Unlike the rest of the department the Fenouilledes was already under French rule even before the Treaty of the Pyrénées which defined the borders between France and Spain.

It was in 1258 with the Treaty de Corbeil that the Fenouillèdes became French territory where as the rest of the region was part of Spanish Catalonia. The French army having already annexed the castles where the Cathars took refuge. This time was seen as an ideal opportunity to put down the rebellion against the Church that was being established by the "Bons hommes" (good men) and "Bonnes femmes (good women), also called the "Parfait" or "faydits" … the famous Cathars.


the cathar period


The ‘Parfaits’ were opposed to the overbearing power of the Roman Catholic Church especially in regard to its excesses and corruptions and they deemed it to have strayed far from true faith and religion. They choose instead to adopt a more simple and chaste lifestyle albeit often to the extreme. The movement started among the nobles and bourgeois classes but then eventually it extended through to all the social classes.

The southern Lords took the Cathars or Albigensians under their protection welcoming them into their castles, mostly around the Toulouse area (Foix, Albi, Peyrepertuse, etc.). The southern Lords were probably more open to the anti conformist Cathar (or Albigensian) movement because they themselves were already seeking more autonomy and eventual independence from the French crown.

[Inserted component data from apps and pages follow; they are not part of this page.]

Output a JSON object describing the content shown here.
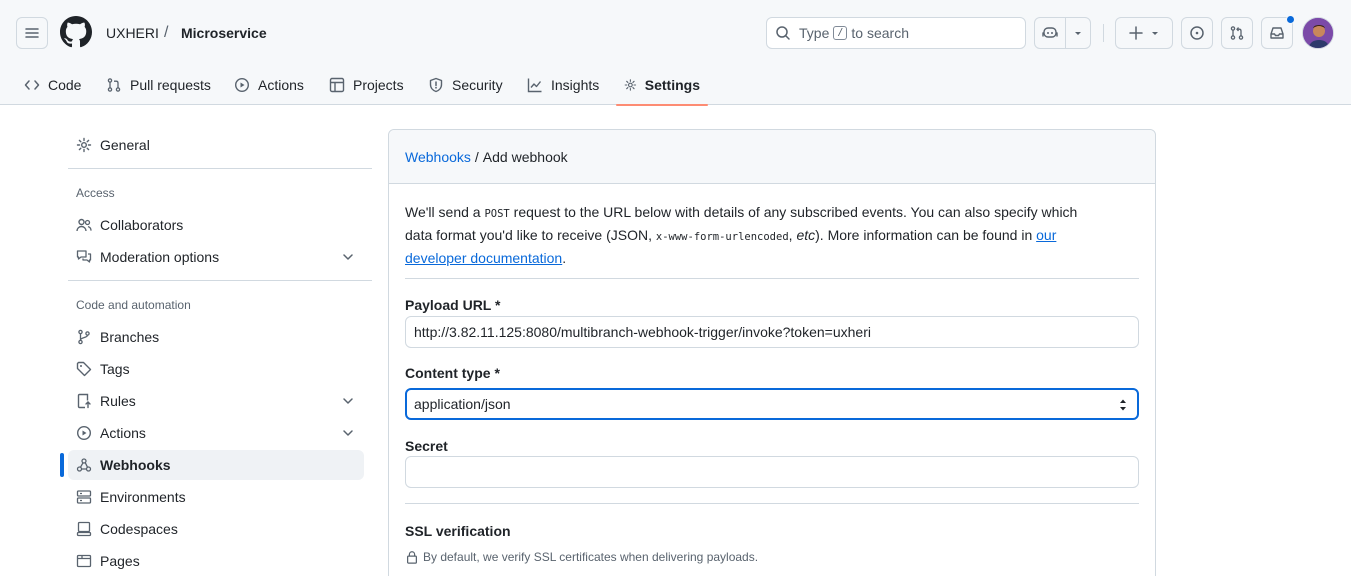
{
  "header": {
    "owner": "UXHERI",
    "separator": "/",
    "repo": "Microservice",
    "search": {
      "prefix": "Type",
      "key": "/",
      "suffix": "to search"
    }
  },
  "tabs": [
    {
      "label": "Code",
      "icon": "code-icon"
    },
    {
      "label": "Pull requests",
      "icon": "git-pull-request-icon"
    },
    {
      "label": "Actions",
      "icon": "play-icon"
    },
    {
      "label": "Projects",
      "icon": "table-icon"
    },
    {
      "label": "Security",
      "icon": "shield-icon"
    },
    {
      "label": "Insights",
      "icon": "graph-icon"
    },
    {
      "label": "Settings",
      "icon": "gear-icon",
      "active": true
    }
  ],
  "sidebar": {
    "general": "General",
    "access_heading": "Access",
    "collaborators": "Collaborators",
    "moderation": "Moderation options",
    "code_heading": "Code and automation",
    "branches": "Branches",
    "tags": "Tags",
    "rules": "Rules",
    "actions": "Actions",
    "webhooks": "Webhooks",
    "environments": "Environments",
    "codespaces": "Codespaces",
    "pages": "Pages"
  },
  "panel": {
    "breadcrumb_link": "Webhooks",
    "breadcrumb_sep": "/",
    "breadcrumb_current": "Add webhook",
    "intro": {
      "p1": "We'll send a ",
      "code1": "POST",
      "p2": " request to the URL below with details of any subscribed events. You can also specify which data format you'd like to receive (JSON, ",
      "code2": "x-www-form-urlencoded",
      "p3": ", ",
      "etc": "etc",
      "p4": "). More information can be found in ",
      "link": "our developer documentation",
      "p5": "."
    },
    "payload_label": "Payload URL *",
    "payload_value": "http://3.82.11.125:8080/multibranch-webhook-trigger/invoke?token=uxheri",
    "content_type_label": "Content type *",
    "content_type_value": "application/json",
    "secret_label": "Secret",
    "secret_value": "",
    "ssl_label": "SSL verification",
    "ssl_note": "By default, we verify SSL certificates when delivering payloads."
  }
}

Although the Parfaits or Perfecti took refuge in the castles which we now call « châteaux cathares », they did not, in actual fact, build any of these Castles. Their faith was founded on simplicity and they rejected many worldly comforts and material values. They were regarded as heretics by the Roman Catholic Church. The eradication of heresy intensified during the time of Pope Innocent III during the 12th century and later in the 13th century. With the blessing of the Pope the crusade against the Albigensians began in 1208 and was the first ever crusade to be undertaken on Christian soil.


From the crusade against the Albigensians up to the Treaty des Pyrénées

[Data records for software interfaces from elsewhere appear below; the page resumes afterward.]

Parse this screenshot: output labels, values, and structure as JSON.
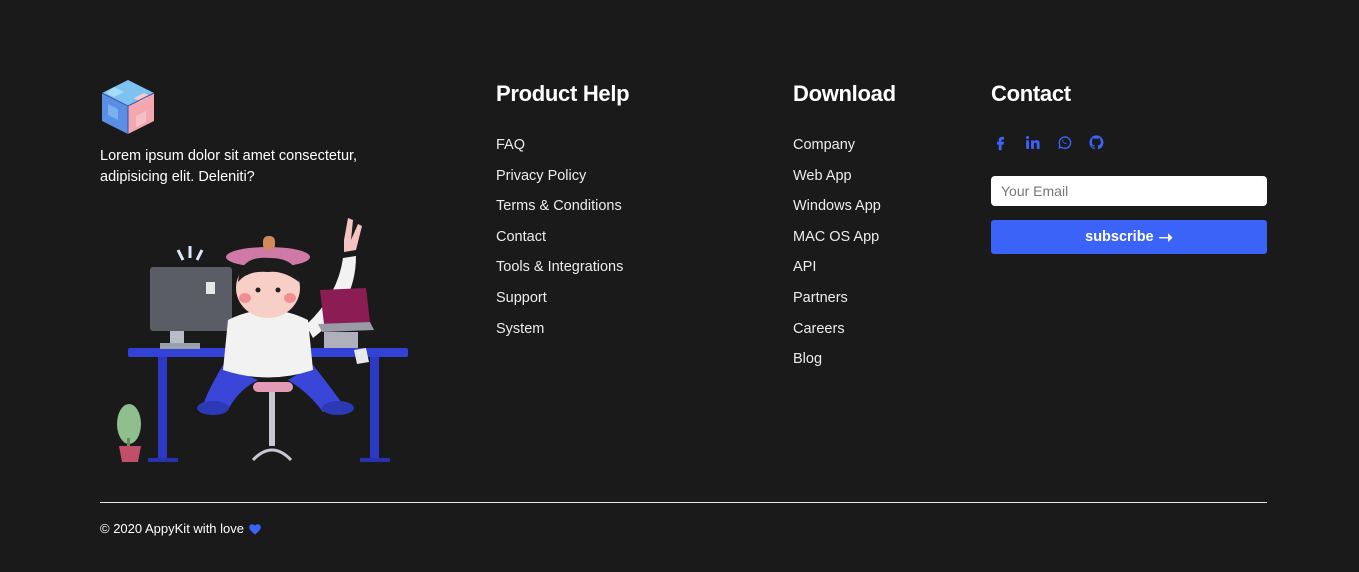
{
  "brand": {
    "logo_icon": "cube-logo-icon",
    "tagline": "Lorem ipsum dolor sit amet consectetur, adipisicing elit. Deleniti?",
    "illustration": "person-at-desk-illustration"
  },
  "product_help": {
    "title": "Product Help",
    "links": [
      "FAQ",
      "Privacy Policy",
      "Terms & Conditions",
      "Contact",
      "Tools & Integrations",
      "Support",
      "System"
    ]
  },
  "download": {
    "title": "Download",
    "links": [
      "Company",
      "Web App",
      "Windows App",
      "MAC OS App",
      "API",
      "Partners",
      "Careers",
      "Blog"
    ]
  },
  "contact": {
    "title": "Contact",
    "socials": [
      "facebook-icon",
      "linkedin-icon",
      "whatsapp-icon",
      "github-icon"
    ],
    "email_placeholder": "Your Email",
    "email_value": "",
    "subscribe_label": "subscribe",
    "subscribe_icon": "arrow-right-icon"
  },
  "footer": {
    "copyright": "© 2020 AppyKit with love",
    "heart_icon": "heart-icon"
  },
  "colors": {
    "background": "#1a1a1a",
    "accent": "#3b63f7",
    "text": "#ffffff"
  }
}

Histoire cathare

This desire for the church to eradicate those who challenge its supremacy coincided with the French political and military will to bring to submission the southern Lords who sought independence from the French crown. En 1240, The château de Peyrepertuse lost it’s independence and resubmitted to French rule. Later in 1250 the château de Puilaurens followed suit.


Château de Quéribus accepted the yoke of the French army, in May 1255. In August, reconstruction began on all three Castles for accommodating the army. In 1258, the Château de St-Pierre in Fenouillet also came the possession of the French, and France signed an agreement with the crown of Aragon called the Treaty of Corbeil which in effect redefined the frontier between France and Spain. This was marked by boundary stones that are still visible around the limits of the Fenouilledes, most notably around Latour-de-France and Bélesta. The Fenouillèdes became part of France and all of Catalonia was annexed to the kingdom of Aragon. The Fenouilledes thereafter became a place of ongoing conflict between the two kingdoms which caused much poverty and misery for the inhabitants of the region. A way out was later found in the Treaty des Pyrénées, in 1659, when the border between France and Spain finally became the frontier as we now know it with Catalonia becoming split into two parts, one part in Spain and the other in France.


The creation of departments (counties or shires)

In 1790, The Assemblée Constituante voted in a decree which defined the limits and names of the departments. The Fenouilledes was split into two parts, one part in the department of Aude and the other in the department of the Pyrénées Orientales, along with French Catalonia.


This variation in historical roots explains why there are so many cultural differences on a local level.